Years ago, my mother showed me what she said was my earliest painting. It pictures a boy standing on a vast lunar landscape, wearing an oxygen helmet and boots, stars and planets pepper the sky. I printed the title boldly across the top: "On the Moon with Kerry O'Quinn."
That crude piece of art revealed seeds of my soul that would grow and blossom. I am an idealist who loves exploring beyond the everyday, reaching for the stars – the essence and the mission of my life.
Kerry, the studio artist – painting a nude model in the U.T. Art Department.
Man Out West
During my early years in New York – my mind expanding in all directions: writing, animating, directing, designing, making films, producing commercials, devouring knowledge – I was also busy drawing and painting.

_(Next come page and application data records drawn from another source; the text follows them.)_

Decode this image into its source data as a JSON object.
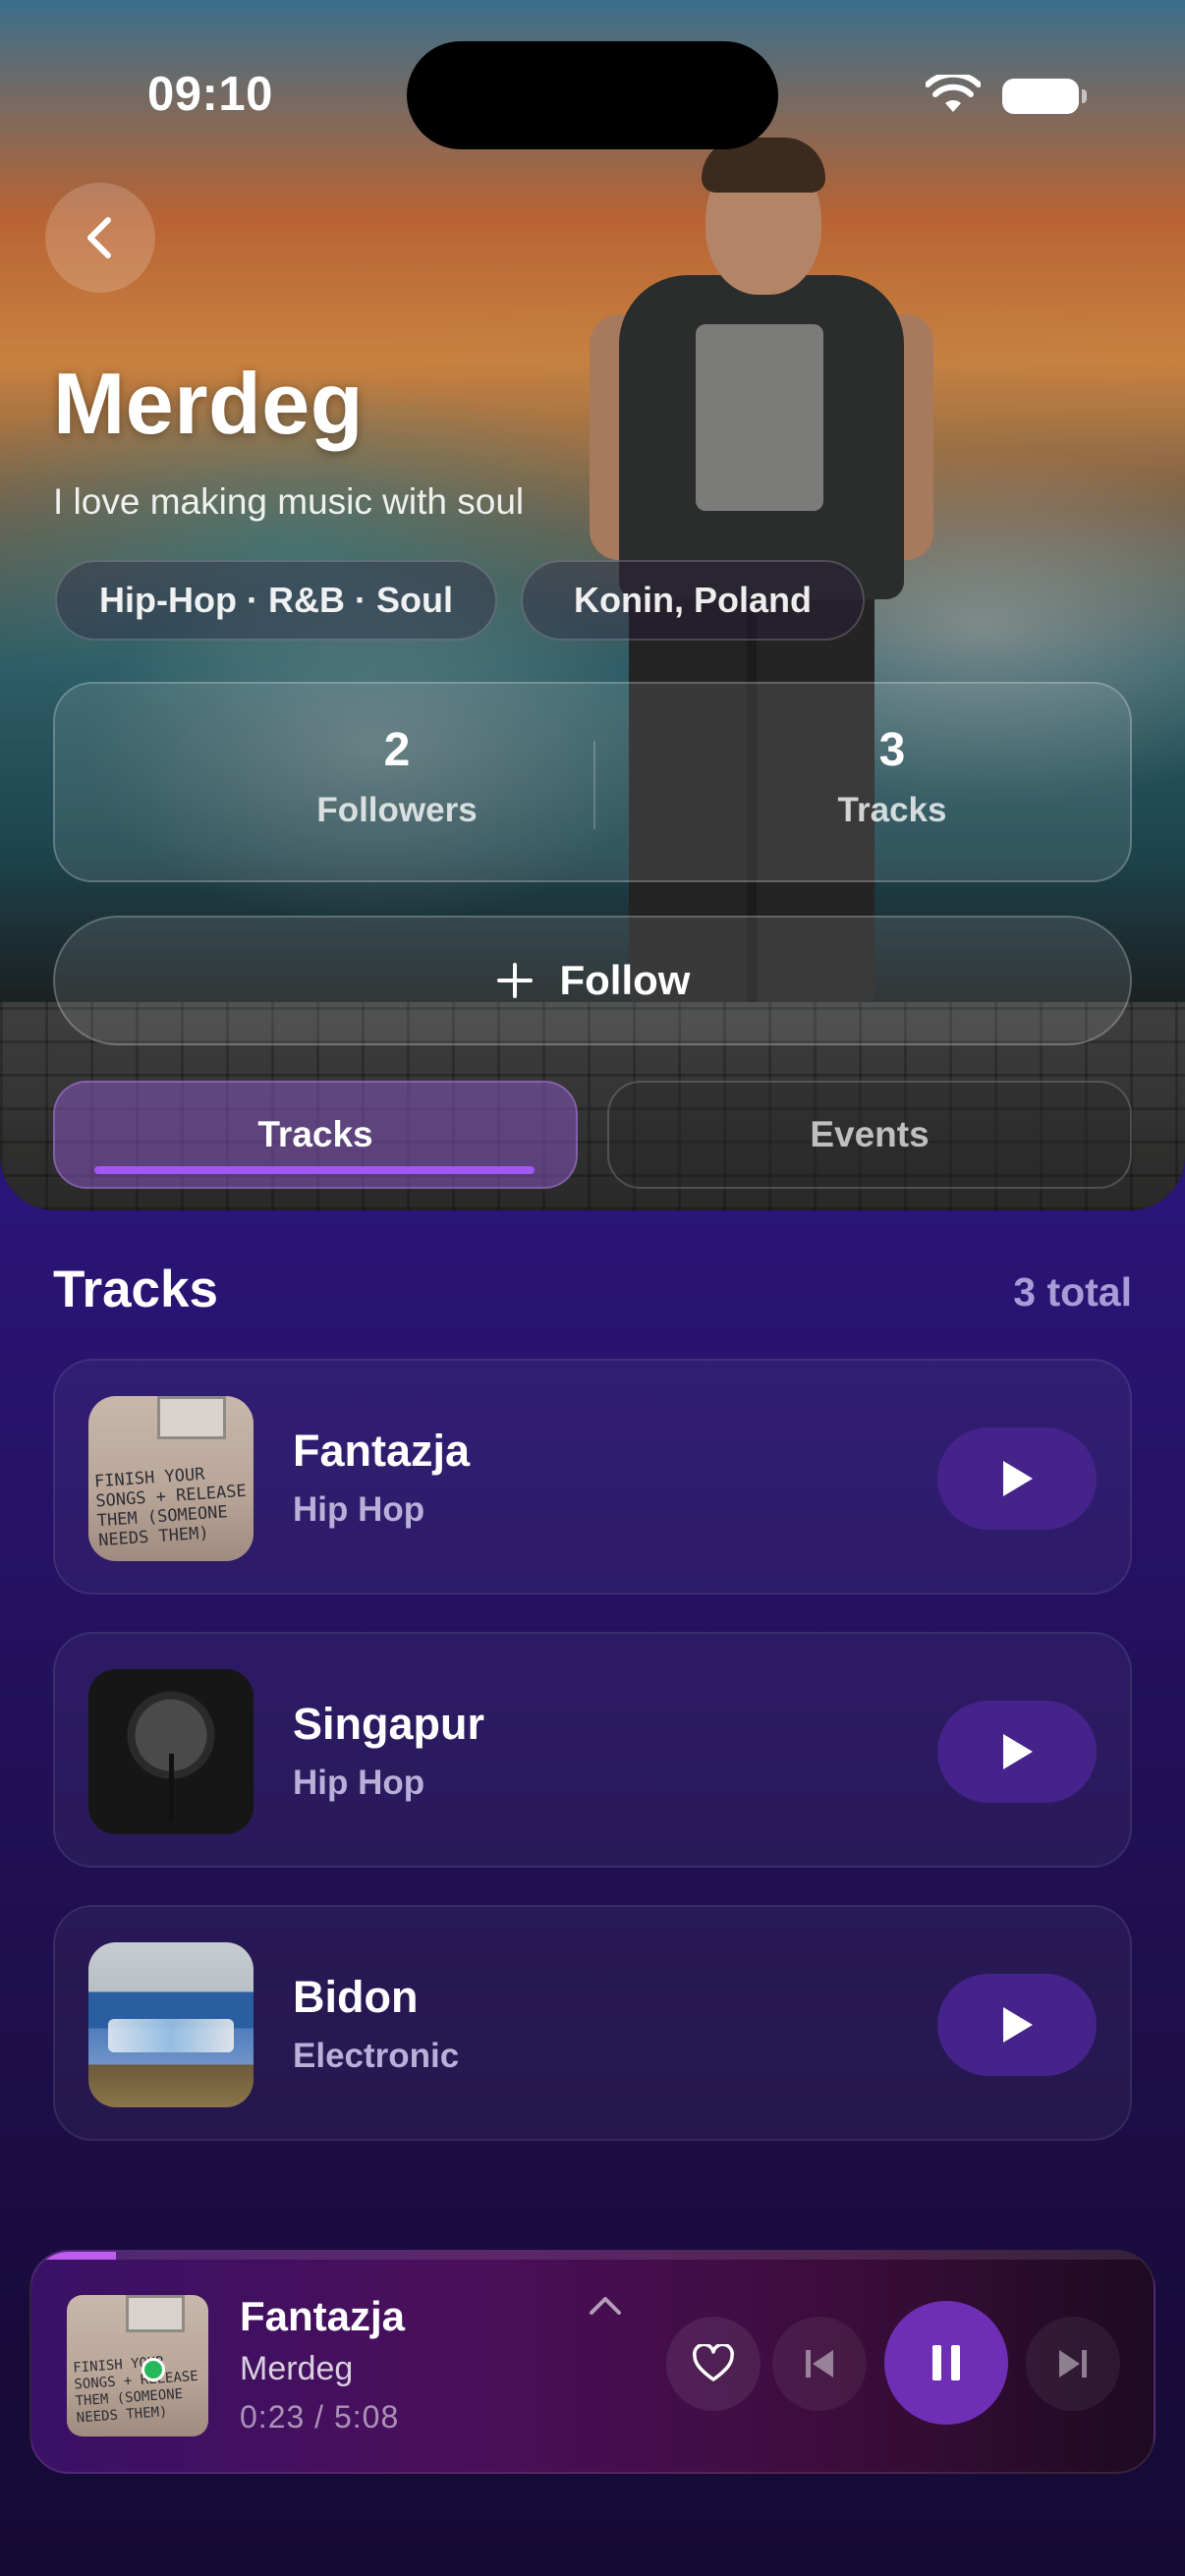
{
  "status_bar": {
    "time": "09:10"
  },
  "artist": {
    "name": "Merdeg",
    "bio": "I love making music with soul",
    "genres": "Hip-Hop · R&B · Soul",
    "location": "Konin, Poland"
  },
  "stats": {
    "followers": {
      "value": "2",
      "label": "Followers"
    },
    "tracks": {
      "value": "3",
      "label": "Tracks"
    }
  },
  "follow_button": {
    "label": "Follow"
  },
  "tabs": [
    {
      "label": "Tracks",
      "active": true
    },
    {
      "label": "Events",
      "active": false
    }
  ],
  "tracks_section": {
    "title": "Tracks",
    "count": "3 total",
    "items": [
      {
        "title": "Fantazja",
        "genre": "Hip Hop"
      },
      {
        "title": "Singapur",
        "genre": "Hip Hop"
      },
      {
        "title": "Bidon",
        "genre": "Electronic"
      }
    ]
  },
  "mini_player": {
    "title": "Fantazja",
    "artist": "Merdeg",
    "time": "0:23 / 5:08",
    "progress": 0.075
  },
  "colors": {
    "accent": "#a257f2",
    "play_button": "#45238a",
    "pause_button": "#6e2fb6"
  },
  "icons": [
    "back-chevron-icon",
    "wifi-icon",
    "battery-icon",
    "plus-icon",
    "play-icon",
    "heart-icon",
    "skip-previous-icon",
    "pause-icon",
    "skip-next-icon",
    "chevron-up-icon"
  ]
}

I would stop people on the street, or in restaurants, captured by a face, and I would boldly ask a total stranger to pose for me. Now, an aggressive kid wanting to paint you is weird, even in Manhattan, but once in a while someone said YES, and I did the best portrait work of my life during those years -- as I eagerly became a New Yorker.
I was profoundly inspired by the meticulous skills of magazine and book cover illustrators. I thought they were as awesome as Michelangelo. I wanted to illustrate with that kind of technical mastery and evocative vision, and I began seeking illustration jobs as I defined my own style. I painted some very personal expressions – in a style some mistakenly think of as commercial and impersonal.
Joan Blumenthal taught a weekly art class. Gordon and I attended, and sometimes assisted. Art became captivating to the three of us, with a bonding that included Frank O'Connor. He was a gentle soul and a fellow artist, and I came to feel close to Frank – whereas my friendship with Ayn Rand was always more formal and professional. I worked on several design projects with her, and let me tell you – the lady had very strong and precise ideas about art.
The heroic aesthetics of Ayn Rand's writing, both fiction and philosophic, inspired Gordon and me with focus, and we began exploring animation. We decided it is the only form of temporal storytelling that allows 100% control of every detail – the ultimate art, eliminating all accident.
We set about to create a film -- 24 drawings per second, using wide-screen, four-plane 3-D cell art -- set to a thrilling piece of ballet by Aleksandr Glazunov.
I was working full-time, and Gordon had become a top model, appearing frequently in NY TIMES and magazine ads, on the sides of busses, fashion layouts. In addition to being so gorgeous that people followed him home and slipped him phone numbers, Gordon had a brilliant mind. He soon became bored smiling at cameras, just as I became bored with magazine design. Our shared dream was to work for Walt Disney – who, no doubt, would send for us as soon as he saw the amazing little animated film we were creating.
We stayed up into the wee hours every night, driven to make this the ultimate work of art – "five minutes of escape velocity." We were obsessive – as many other young people were during the inflaming early throes of Ayn Randism ane NBI. Fortunately, I took all the good I learned during those years, and discarded the bad. Some do, some don't.
I loved drawing the human form. I did some of the best figure art of my life – mostly in Joan's classes.
"An Inch of Art" Short Story By David Houston
Illustration By Kerry O'Quinn
CLICK HERE: "Voyage To Darkness" & Arthur C. Clarke